Labels: ,

Saturday, December 13, 2008

MARIA: The Barcelona Concert & Malibran Rediscovered

Cecilia Bartoli, mezzo-soprano
Decca DVD 0743252 (CD1: 79 min; CD2: 68 min)
****** $$$$
Now twenty years into an exceptional career, the mature Cecilia Bartoli remains a unique artist at the height of her powers. This latest venture focusing on Maria Malibran finds Bartoli in superb form, her charismatic personality as fresh and spontaneous as ever. With her wide-ranging voice and stunning technique, it's natural for Bartoli to gravitate towards the legendary Malibran. As in her previous projects, a tremendous amount of research has gone into this as evidenced by the film included in this release, Malibran Rediscovered – The Romantic Revolution. This documentary gives us a fascinating glimpse into Bartoli the singer, the artist, the scholar, and the person. Like Malibran, Bartoli is the daughter of singers, and both made their debuts as Rosina in Il barbiere di Siviglia – if you don't count Bartoli's Shepherd Boy in Tosca at the age of 8! Her technique, with its remarkable range and incredible flexibility, is said to resemble Malibran’s, though of course no sound record of that exists. The camera captures Bartoli and filmmaker Sturminger to the museums, examining historical documents on Malibran, to a coaching session with Christopher Raeburn, to meetings with Bartoli's remarkable parents, and to Malibran’s grave. Extremely interesting are snippets of Bartoli singing “Casta diva” from Norma; even more amazing is her “Sempre libera” (!) from La traviata, albeit with a B natural in lieu of the interpolated E-flat at the end.

The centerpiece of this release is the Barcelona concert, in which Bartoli sings an intriguing program combining rarities of Garcia, Persiani and Hummel with bel canto standards like the Willow Song and Prayer from Rossini's Otello, and “Ah! Non giunge” from Bellini's La sonnambula. (Sadly missing is “Casta diva”) Everything is performed with her unique brand of stupendous technique and singular artistry. The camera work is exemplary throughout, with the possible exception of the grainy, home movie-like short glimpses backstage, but even that has a cinema verité fascination. A desert-island disc that I will return to again and again, this is an absolute “must-have” release, not just for admirers of Cecilia Bartoli but for lovers of great singing.

- Joseph K. So

Labels: , , , , ,

Wednesday, June 4, 2008

Today's Birthdays in Music: June 4 (Bartoli, Merrill)

1966 - Cecilia Bartoli, Rome, Italy; opera and concert soprano and mezzo-soprano

Wiki entry

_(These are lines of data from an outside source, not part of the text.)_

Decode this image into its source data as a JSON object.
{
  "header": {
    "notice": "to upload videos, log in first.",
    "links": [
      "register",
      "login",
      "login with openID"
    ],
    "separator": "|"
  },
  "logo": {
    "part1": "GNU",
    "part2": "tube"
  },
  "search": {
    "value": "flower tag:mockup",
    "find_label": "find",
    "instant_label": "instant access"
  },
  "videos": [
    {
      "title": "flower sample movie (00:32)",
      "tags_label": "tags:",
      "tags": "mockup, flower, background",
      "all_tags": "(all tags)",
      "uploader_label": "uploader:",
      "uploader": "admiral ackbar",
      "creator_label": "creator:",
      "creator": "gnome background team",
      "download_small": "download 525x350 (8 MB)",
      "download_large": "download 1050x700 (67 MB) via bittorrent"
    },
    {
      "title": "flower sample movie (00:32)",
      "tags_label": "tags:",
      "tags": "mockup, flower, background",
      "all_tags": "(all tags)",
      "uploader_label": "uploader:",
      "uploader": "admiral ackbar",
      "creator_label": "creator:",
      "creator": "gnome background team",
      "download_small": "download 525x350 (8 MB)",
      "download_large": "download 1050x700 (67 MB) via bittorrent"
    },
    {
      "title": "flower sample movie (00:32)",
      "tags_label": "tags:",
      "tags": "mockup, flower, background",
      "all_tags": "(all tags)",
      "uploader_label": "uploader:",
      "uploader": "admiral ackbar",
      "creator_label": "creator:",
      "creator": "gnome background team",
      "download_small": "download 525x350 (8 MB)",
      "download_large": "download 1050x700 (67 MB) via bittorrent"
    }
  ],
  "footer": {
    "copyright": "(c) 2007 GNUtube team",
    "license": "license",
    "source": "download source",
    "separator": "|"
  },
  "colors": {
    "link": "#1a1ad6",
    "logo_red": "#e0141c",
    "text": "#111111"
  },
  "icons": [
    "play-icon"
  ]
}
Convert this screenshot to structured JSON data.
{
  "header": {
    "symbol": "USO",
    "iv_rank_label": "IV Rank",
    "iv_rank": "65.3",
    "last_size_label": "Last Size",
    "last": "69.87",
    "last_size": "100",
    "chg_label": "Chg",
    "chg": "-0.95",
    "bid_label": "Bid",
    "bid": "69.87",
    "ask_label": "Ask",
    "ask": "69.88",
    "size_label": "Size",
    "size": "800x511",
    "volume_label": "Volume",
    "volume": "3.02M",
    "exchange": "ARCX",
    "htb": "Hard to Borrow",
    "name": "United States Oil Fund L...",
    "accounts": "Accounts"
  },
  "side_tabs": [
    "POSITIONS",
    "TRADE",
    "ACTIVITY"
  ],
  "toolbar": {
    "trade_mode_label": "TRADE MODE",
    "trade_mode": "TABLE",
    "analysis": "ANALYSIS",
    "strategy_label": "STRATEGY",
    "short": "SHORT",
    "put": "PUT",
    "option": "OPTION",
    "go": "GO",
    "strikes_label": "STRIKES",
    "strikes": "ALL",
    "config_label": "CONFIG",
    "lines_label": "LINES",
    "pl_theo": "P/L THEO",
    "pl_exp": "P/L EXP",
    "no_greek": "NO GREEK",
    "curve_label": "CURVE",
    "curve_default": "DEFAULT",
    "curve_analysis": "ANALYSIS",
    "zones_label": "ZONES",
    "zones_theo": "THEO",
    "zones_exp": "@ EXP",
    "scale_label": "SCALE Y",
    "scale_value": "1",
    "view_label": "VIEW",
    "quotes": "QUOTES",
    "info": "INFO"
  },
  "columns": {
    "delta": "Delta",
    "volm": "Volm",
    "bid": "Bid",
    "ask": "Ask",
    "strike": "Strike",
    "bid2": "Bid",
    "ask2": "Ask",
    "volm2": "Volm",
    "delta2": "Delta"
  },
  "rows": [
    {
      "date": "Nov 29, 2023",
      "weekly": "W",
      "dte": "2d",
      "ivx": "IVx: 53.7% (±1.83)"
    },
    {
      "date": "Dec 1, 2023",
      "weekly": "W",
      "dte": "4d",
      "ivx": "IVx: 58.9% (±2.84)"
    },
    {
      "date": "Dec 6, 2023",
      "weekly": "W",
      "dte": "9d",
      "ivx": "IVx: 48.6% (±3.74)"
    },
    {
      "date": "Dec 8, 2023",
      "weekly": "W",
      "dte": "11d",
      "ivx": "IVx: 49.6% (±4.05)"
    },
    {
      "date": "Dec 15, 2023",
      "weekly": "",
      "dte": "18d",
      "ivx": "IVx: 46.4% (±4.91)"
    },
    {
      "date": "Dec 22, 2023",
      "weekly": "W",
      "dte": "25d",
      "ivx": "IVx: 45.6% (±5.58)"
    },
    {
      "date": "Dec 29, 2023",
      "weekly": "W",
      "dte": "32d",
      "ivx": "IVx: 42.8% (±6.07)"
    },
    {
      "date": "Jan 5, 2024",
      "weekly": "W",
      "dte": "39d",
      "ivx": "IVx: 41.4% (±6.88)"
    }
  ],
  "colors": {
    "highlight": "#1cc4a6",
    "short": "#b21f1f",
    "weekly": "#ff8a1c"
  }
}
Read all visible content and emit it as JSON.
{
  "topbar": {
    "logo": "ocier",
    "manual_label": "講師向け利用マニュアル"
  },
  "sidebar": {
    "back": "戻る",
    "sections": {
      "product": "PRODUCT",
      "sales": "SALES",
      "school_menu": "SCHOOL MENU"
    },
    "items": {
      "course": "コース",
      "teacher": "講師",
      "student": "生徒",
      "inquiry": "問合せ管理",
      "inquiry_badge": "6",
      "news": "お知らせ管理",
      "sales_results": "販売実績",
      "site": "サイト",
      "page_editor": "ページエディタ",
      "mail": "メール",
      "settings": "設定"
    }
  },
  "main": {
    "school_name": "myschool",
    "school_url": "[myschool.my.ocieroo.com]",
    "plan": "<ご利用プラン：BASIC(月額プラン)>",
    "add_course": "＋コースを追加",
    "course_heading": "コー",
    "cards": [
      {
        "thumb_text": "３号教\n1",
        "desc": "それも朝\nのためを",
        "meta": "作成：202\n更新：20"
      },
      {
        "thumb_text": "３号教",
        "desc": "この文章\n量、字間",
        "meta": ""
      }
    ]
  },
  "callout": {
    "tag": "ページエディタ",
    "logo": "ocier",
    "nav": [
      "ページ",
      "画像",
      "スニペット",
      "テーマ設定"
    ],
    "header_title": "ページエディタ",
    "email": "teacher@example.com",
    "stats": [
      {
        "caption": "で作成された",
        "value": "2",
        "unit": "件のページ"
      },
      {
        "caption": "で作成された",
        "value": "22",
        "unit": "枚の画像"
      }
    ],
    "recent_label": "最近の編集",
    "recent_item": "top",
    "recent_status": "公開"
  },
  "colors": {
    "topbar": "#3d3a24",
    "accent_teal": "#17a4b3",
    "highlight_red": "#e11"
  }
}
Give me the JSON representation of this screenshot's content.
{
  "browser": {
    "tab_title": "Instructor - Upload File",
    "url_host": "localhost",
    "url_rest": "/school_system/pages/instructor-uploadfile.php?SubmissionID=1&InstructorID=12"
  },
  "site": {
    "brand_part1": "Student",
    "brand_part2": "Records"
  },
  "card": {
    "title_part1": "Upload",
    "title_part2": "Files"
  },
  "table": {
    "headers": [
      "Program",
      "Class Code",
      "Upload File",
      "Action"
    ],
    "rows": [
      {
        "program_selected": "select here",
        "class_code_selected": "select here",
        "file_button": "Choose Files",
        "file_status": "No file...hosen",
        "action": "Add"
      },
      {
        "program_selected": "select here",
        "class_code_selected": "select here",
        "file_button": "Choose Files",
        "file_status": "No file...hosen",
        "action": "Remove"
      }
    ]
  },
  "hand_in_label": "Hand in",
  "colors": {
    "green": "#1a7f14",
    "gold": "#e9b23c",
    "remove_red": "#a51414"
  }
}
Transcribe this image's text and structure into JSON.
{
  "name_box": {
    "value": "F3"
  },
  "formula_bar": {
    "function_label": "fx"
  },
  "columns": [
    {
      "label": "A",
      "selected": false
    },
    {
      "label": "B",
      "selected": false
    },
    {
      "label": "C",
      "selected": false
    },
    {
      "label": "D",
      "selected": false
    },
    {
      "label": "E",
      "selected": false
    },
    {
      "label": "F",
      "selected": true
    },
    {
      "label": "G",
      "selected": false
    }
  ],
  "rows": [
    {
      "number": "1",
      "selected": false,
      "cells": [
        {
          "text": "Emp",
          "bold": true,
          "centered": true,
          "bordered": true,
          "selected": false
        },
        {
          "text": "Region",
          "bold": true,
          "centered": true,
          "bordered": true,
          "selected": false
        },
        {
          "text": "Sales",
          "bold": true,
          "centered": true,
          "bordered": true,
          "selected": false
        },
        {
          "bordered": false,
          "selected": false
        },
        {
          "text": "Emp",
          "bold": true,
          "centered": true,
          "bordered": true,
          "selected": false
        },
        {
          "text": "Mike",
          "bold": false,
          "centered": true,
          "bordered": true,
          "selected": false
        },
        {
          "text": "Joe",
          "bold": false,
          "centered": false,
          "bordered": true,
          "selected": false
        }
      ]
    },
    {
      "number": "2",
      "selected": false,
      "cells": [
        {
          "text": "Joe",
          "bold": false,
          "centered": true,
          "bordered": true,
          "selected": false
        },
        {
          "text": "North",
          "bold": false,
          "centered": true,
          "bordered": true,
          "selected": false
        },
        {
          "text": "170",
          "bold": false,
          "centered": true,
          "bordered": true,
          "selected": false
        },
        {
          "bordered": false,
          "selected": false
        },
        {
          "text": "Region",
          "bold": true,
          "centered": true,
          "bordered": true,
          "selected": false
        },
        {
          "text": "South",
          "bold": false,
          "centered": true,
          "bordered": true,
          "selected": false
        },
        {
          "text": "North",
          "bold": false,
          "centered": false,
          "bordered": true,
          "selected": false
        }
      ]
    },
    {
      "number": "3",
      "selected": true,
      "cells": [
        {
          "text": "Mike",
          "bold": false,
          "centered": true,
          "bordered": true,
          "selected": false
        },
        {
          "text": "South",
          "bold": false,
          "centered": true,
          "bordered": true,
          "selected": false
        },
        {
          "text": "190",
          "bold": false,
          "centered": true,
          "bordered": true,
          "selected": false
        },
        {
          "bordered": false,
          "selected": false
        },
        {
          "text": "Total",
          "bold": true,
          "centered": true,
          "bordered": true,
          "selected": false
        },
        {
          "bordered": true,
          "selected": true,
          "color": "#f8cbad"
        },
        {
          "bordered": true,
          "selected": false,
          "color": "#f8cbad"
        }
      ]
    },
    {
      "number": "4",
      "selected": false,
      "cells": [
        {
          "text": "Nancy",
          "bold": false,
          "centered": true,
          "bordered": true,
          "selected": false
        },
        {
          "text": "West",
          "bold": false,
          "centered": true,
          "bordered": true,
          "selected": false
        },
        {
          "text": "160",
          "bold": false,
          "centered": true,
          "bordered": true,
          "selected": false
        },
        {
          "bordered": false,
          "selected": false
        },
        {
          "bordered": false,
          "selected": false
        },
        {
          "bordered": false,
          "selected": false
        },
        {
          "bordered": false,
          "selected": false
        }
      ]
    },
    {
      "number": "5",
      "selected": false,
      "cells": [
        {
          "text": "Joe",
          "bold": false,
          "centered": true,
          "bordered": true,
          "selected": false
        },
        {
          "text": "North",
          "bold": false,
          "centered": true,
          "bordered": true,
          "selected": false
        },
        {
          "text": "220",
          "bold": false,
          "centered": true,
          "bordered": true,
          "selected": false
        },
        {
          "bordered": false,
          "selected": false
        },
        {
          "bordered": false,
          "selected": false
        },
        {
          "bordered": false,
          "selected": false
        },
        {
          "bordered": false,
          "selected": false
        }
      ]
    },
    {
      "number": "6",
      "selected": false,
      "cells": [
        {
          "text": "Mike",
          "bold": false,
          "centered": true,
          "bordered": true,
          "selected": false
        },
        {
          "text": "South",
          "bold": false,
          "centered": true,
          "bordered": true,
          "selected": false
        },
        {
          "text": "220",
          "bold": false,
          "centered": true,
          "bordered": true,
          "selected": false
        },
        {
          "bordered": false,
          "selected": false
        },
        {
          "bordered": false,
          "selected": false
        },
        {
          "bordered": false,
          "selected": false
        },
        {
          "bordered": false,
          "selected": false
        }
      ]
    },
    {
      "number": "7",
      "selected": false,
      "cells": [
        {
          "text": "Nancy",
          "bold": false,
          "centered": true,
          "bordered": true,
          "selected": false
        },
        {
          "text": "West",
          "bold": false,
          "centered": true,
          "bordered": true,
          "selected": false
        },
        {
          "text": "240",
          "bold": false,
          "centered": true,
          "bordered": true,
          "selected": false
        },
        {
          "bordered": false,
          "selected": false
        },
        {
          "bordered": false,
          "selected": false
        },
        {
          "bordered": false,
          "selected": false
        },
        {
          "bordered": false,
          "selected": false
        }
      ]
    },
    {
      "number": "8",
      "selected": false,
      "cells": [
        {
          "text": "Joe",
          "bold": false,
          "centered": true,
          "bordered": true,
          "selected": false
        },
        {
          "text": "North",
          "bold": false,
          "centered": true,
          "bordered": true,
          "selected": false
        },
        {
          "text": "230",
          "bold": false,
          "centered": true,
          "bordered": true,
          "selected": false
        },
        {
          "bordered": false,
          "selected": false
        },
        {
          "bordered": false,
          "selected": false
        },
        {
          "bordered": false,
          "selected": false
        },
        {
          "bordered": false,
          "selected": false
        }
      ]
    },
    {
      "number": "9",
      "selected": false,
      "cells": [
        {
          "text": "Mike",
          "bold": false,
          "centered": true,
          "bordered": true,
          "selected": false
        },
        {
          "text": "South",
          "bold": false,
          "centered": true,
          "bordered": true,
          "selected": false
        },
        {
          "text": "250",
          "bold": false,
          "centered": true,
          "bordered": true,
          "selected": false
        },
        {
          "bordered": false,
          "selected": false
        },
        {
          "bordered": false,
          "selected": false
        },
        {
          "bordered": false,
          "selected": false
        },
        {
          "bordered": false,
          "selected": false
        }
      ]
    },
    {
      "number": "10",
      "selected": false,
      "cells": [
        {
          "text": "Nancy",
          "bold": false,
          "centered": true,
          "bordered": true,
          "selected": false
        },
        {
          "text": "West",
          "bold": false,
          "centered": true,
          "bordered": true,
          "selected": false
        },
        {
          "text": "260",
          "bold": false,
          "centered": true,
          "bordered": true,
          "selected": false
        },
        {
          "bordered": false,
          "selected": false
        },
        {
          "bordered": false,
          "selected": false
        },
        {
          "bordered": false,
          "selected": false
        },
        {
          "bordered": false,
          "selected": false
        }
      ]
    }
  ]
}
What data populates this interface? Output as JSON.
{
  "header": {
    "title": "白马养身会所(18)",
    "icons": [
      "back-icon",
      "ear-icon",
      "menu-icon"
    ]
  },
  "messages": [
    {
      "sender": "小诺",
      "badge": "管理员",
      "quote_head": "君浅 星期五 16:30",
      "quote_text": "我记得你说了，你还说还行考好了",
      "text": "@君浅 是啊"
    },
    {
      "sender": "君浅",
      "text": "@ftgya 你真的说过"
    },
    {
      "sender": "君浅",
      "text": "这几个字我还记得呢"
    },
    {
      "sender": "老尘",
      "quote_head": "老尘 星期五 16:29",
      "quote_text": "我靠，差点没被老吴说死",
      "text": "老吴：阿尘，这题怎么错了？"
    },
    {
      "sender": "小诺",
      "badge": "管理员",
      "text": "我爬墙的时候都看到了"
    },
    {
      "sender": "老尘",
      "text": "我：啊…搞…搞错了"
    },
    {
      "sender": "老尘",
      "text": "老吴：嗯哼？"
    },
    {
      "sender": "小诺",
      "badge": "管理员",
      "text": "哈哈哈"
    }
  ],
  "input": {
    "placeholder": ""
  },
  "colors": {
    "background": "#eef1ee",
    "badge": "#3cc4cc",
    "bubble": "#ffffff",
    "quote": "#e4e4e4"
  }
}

Cecilia Bartoli sings "Siam navi all 'onde algenti" from Vivaldi's Ottone in Villa (Il Giardino Armonico, Théâtre des Champs-Élysées, Paris)

1917 - Robert Merrill, New York, U.S.A.; opera baritone

Wiki entry

Robert Merrill sings "Il balen" from Verdi's Il Trovatore (1957)

Labels: , , ,